The obligation for EU based entities to report data on SVHC containing products to the SCIP database (short for Substances of Concern in articles as such, or in complex objects (products)) has been laid down in Article 9 of the 2018 revision of the EU Waste Framework Directive. As a directive, it will have to be transposed into national law by each EU member state, often allowing for some country specific adaptations.
In the case of the German transposition of the Waste Framework Directive’s SCIP obligation, several trade organizations and duty holders have argued, that the German legal act would not require the submission of data to the SCIP database set up by ECHA.
To clarify matters after half a year of SCIP reporting a “kleine Anfrage” to German Government answered these matters.
It is stated clearly that the German law can only be interpreted in conformity with EU law in such a way that the information must be supplied directly to the SCIP database. This is based on the principle of “effet utile” i.e., the interpretation of EU law that is oriented on the achievement of the objectives of the legal act.
In addition, ECHA has stated repeatedly that they will not consider any data submitted outside of the database submission options.

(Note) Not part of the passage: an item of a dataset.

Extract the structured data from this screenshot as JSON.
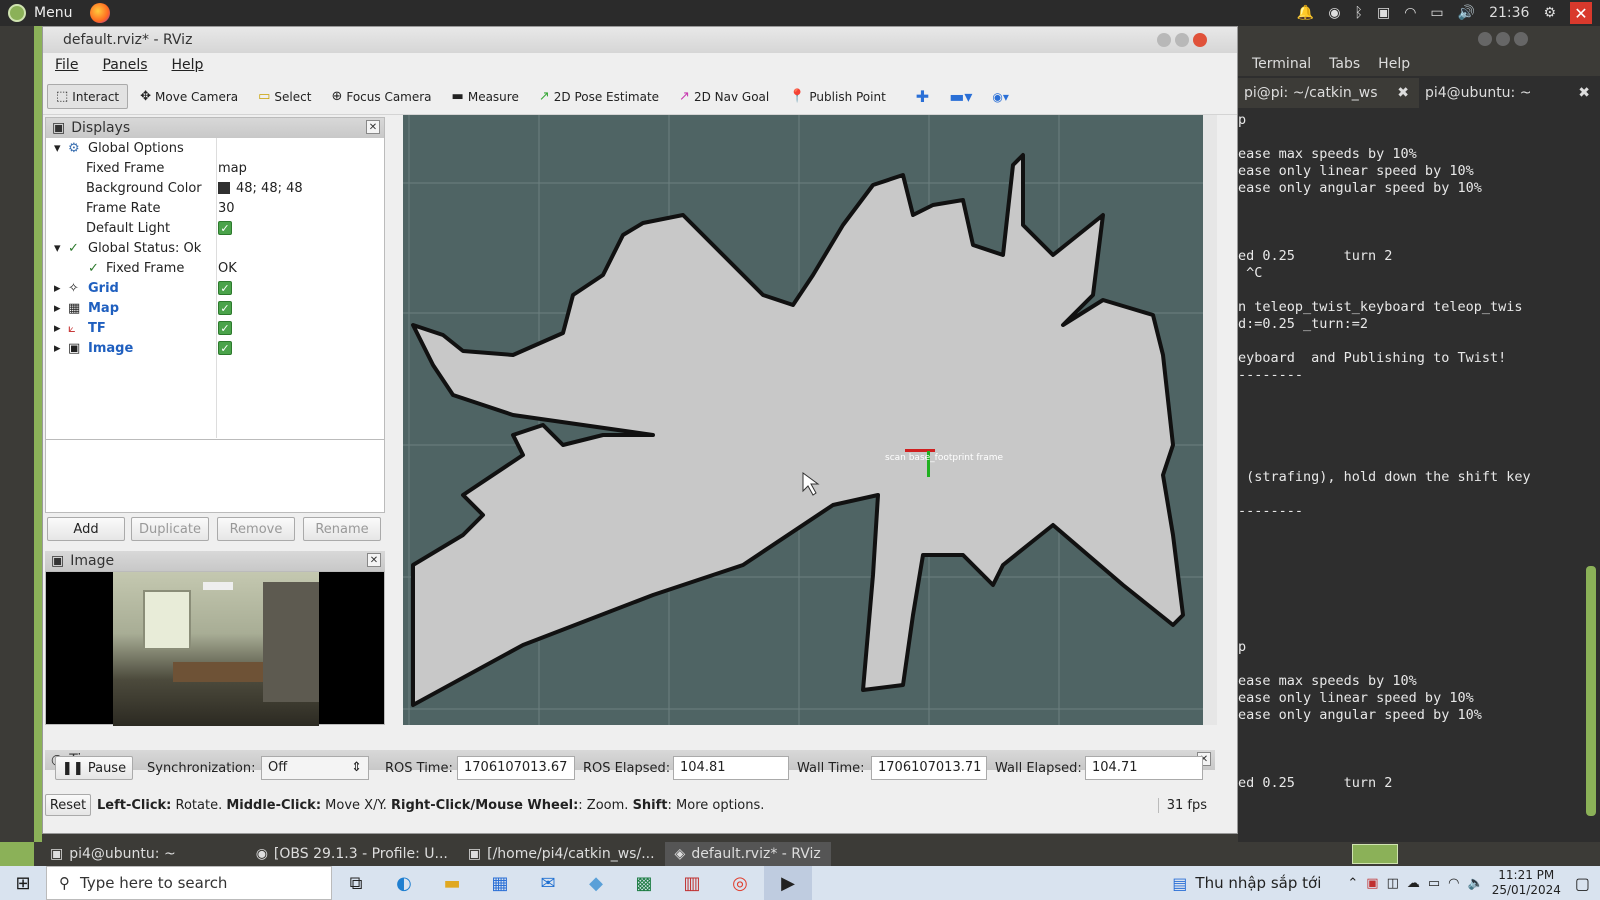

In addition, when asked about goodwill in enforcement, the Federal Government states that there is the option for enforcement authorities to respond appropriately in individual cases where companies were faced with difficulties in data collection or submission through no fault of their own.